The Congressmen who approved that appropriation doubtless did so with the best intentions. They, as distinguished from President Cleveland, were insensitive to charity as a character-building means to deal with misfortune; they could think only of government handouts. This calls to mind a verse packed full of wisdom:

Oh, were evil always ugly;

What a boon to virtue that would be!

But oft it wears a pretty face,

And lets us cheat unknowingly.

It is an observed fact that whenever government pre-empts any activity, that is, when coercion takes over, voluntary ways are not only forgotten but faith in their efficacy ceases. How many, for instance, believe that mail could be delivered ever so much more efficiently if left to the free market? Only a person now and then! Similarly with charity. When government moves in, charitable practices tend to wither away. Your neighbor is hungry. Today? That’s the government’s problem, we say. Suppose the government had not intervened. What would you or I do? We would share our loaf of bread! Were government handouts looked upon as ugly, charity would thrive. But because they are well-intentioned and thus have a pretty face, we cheat each other unknowingly, insensitively. Result: gullibility!

What possibly can be the cure for this gullibility? What can restore alertness? Assuredly, the answer lies half-hidden or it would be generally known and observed; few would label themselves, or like to be labeled, gullible. An obvious answer to gullibility is thinking for self rather than imitating platitudes, plausibilities, popular cliches. But that is too obvious. The real question is, what can inspire or encourage one to do his own thinking? What is the overlooked formula?

Here’s mine: Count your blessings! Until now I have looked upon this as the remedy for perhaps the greatest of all evils: covetousness or envy. I am now convinced that it is also the cure for gullibility.
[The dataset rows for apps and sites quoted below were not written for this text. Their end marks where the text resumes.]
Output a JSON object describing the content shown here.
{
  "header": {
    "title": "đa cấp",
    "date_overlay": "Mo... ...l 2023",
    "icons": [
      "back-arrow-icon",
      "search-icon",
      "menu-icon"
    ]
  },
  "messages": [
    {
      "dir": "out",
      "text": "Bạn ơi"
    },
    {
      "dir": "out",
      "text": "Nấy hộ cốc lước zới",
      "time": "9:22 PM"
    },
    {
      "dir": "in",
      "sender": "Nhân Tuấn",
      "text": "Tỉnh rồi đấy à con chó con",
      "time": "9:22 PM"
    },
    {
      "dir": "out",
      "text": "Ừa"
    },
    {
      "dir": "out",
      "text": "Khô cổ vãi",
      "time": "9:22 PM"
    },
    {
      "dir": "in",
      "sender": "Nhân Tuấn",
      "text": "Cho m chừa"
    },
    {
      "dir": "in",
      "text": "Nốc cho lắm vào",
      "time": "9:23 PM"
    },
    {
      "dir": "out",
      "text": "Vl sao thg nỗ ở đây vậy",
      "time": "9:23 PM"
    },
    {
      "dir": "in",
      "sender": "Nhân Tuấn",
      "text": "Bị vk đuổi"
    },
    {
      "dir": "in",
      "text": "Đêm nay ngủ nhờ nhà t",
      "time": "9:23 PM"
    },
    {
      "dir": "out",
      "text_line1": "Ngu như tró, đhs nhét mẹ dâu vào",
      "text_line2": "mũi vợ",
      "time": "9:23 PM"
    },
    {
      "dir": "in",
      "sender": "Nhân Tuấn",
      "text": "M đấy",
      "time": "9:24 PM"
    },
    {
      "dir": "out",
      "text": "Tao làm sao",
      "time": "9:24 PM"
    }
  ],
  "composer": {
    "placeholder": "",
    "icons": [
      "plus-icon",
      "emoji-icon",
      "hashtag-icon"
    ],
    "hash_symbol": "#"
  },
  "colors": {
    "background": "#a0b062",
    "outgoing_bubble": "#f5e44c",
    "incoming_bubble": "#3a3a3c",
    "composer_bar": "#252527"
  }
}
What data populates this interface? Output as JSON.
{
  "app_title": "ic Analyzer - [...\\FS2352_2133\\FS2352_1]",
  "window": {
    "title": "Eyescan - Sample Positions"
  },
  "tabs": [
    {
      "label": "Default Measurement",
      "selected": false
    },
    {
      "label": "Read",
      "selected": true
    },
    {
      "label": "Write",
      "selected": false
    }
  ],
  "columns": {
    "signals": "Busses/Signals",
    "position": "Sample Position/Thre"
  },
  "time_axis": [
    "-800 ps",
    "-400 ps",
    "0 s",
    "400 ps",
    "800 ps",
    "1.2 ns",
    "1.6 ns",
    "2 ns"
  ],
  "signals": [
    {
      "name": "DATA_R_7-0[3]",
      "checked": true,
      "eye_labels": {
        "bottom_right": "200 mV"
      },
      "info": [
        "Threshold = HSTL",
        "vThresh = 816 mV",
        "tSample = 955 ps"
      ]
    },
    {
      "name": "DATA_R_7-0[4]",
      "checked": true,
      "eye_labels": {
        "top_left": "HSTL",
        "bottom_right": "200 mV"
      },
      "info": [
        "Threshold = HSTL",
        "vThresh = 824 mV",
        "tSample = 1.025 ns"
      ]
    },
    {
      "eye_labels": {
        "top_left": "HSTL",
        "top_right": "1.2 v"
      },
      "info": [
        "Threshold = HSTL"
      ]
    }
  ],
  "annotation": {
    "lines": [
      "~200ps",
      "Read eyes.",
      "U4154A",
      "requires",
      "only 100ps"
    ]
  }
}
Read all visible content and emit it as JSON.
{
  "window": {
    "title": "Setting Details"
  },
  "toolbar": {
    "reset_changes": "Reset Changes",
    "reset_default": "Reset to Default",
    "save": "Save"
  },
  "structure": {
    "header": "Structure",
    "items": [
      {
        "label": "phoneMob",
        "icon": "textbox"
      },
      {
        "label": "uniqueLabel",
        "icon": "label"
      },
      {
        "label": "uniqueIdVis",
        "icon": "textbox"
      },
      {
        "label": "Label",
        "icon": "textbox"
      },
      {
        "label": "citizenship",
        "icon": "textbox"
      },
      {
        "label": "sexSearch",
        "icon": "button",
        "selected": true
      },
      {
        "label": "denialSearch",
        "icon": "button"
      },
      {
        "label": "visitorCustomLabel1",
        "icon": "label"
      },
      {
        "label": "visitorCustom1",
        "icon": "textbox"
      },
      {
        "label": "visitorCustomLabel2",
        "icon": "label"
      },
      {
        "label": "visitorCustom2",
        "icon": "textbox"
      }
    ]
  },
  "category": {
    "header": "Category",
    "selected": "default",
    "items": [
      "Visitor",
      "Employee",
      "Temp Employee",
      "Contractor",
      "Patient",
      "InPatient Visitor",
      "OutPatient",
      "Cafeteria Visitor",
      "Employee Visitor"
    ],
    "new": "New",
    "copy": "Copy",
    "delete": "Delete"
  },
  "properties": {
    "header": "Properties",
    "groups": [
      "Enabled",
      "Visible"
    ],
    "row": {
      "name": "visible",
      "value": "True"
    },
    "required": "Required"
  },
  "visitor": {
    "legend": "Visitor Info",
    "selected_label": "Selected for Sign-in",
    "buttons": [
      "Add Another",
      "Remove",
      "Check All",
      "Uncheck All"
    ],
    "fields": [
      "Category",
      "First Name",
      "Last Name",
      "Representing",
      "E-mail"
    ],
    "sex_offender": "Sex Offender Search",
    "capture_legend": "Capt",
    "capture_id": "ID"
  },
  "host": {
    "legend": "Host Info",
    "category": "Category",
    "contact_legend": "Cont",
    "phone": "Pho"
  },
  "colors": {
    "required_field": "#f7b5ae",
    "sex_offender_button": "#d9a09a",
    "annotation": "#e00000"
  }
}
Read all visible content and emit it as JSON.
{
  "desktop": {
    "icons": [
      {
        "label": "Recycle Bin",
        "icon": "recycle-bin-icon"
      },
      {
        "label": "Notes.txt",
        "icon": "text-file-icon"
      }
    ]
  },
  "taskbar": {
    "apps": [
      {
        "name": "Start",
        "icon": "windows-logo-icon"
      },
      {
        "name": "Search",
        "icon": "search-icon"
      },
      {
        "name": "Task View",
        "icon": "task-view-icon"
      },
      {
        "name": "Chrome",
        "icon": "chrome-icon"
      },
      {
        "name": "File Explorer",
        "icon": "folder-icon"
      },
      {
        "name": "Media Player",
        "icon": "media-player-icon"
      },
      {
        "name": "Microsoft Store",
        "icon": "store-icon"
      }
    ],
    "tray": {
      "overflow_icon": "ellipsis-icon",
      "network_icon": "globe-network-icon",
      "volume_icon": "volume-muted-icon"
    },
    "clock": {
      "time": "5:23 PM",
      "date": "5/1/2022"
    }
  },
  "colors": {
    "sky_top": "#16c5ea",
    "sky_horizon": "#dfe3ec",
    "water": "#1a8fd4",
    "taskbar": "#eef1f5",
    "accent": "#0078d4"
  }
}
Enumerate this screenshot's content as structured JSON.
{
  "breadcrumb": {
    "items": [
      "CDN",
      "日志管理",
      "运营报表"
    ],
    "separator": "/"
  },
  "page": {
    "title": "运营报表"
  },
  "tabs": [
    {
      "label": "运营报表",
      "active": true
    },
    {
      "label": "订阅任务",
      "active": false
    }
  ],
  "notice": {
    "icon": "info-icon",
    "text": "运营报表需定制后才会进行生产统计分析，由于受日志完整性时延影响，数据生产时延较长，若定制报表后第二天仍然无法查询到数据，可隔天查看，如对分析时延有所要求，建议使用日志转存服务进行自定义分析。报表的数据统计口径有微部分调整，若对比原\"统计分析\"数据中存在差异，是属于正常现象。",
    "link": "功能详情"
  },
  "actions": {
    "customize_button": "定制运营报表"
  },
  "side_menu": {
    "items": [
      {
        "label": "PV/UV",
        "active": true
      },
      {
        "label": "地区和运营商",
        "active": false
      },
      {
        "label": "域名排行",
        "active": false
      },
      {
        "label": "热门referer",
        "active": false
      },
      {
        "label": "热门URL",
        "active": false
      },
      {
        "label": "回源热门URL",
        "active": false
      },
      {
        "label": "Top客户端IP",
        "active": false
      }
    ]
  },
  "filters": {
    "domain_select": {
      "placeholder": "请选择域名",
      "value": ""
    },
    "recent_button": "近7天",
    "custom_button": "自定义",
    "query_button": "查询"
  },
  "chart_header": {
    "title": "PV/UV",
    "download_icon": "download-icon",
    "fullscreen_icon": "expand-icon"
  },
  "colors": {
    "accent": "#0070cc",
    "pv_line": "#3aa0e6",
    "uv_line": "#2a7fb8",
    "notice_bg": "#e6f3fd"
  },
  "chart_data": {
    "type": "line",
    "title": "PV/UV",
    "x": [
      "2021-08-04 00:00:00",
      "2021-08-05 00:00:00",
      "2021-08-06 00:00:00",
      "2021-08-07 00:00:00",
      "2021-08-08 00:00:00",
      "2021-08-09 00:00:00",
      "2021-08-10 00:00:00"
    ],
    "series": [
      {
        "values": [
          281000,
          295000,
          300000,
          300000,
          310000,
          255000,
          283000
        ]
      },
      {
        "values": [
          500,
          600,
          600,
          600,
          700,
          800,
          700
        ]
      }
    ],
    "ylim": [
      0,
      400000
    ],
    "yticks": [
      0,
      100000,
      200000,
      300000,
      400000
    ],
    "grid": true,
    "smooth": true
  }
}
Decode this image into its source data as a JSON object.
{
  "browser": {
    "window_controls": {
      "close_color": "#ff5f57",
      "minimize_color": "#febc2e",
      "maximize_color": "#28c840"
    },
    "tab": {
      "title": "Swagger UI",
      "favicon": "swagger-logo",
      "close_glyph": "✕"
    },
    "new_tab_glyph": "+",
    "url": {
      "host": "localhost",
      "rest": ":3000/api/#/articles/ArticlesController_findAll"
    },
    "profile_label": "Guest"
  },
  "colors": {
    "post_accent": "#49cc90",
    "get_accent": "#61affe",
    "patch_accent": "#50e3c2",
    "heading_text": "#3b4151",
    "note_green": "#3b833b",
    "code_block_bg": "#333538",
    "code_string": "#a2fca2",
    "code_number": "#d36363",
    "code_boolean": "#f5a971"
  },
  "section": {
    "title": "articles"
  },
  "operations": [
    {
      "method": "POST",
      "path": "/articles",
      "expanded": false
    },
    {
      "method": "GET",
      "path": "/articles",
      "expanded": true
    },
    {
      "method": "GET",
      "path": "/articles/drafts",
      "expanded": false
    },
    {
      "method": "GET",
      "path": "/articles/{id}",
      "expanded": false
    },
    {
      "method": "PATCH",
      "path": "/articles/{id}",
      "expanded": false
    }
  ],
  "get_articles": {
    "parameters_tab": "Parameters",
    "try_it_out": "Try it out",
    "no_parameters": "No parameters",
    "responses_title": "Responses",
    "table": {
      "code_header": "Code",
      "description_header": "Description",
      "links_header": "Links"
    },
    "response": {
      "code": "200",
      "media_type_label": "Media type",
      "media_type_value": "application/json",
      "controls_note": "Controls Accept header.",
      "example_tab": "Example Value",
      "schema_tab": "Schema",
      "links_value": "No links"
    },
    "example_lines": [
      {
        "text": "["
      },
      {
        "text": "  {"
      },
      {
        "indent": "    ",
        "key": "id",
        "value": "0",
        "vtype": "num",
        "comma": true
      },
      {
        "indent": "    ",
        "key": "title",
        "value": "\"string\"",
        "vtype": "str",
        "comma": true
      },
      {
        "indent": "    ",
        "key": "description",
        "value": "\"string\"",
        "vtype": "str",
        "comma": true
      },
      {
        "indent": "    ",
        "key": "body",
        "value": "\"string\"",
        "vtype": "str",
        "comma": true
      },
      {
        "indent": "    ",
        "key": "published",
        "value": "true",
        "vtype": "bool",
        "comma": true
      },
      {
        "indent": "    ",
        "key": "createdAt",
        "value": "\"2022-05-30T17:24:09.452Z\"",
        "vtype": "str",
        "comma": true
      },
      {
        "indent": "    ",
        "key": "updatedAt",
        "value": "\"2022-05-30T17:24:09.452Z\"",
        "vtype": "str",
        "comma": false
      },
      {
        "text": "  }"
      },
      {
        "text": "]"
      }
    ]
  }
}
For this practice to have any meaning, to affect one’s intellectual demeanor, it would have to be a daily exercise — in a word, habitual and systematic exploration. At first blush, at least to those who have not reflected on their blessings, this is no more of a challenge than a daily repetition of the alphabet, so few blessings are most people aware of.

What I am suggesting is the discovery of one or more heretofore unknown blessings every day of one’s life. There aren’t that many? Their number is infinite, a world without end! They include every bit of wisdom since the human race began; they range from soaps to soups to tissues to dishwashers, from raindrops to bathtubs, from pets to friends past and present, from atoms to red blood cells to galaxies, from electricity to sunbeams, from blades of grass to the shade of trees, from hot and cold running water to still lakes and wavy seas, from paintings to all the beauties of earth and the heavens. They include all the freedom each of us possesses to be his creative self.

The daily exploration of one’s blessings opens the mind to Infinite Consciousness. This is the process of thinking for self; it is the downing of gullibility. For today, I count among my blessings the ability to share these thoughts with you, whoever you are.


1 See “The Gullible Society,” The Freeman, March 1974.

2 See “Confessions of a Rich Man” in my Let Freedom Reign (Irvington-on-Hudson, N.Y.: The Foundation for Economic Education, Inc., 1969) pp. 50-56. 

  • Leonard E. Read (1898-1983) was the founder of FEE, and the author of 29 works, including the classic parable “I, Pencil.”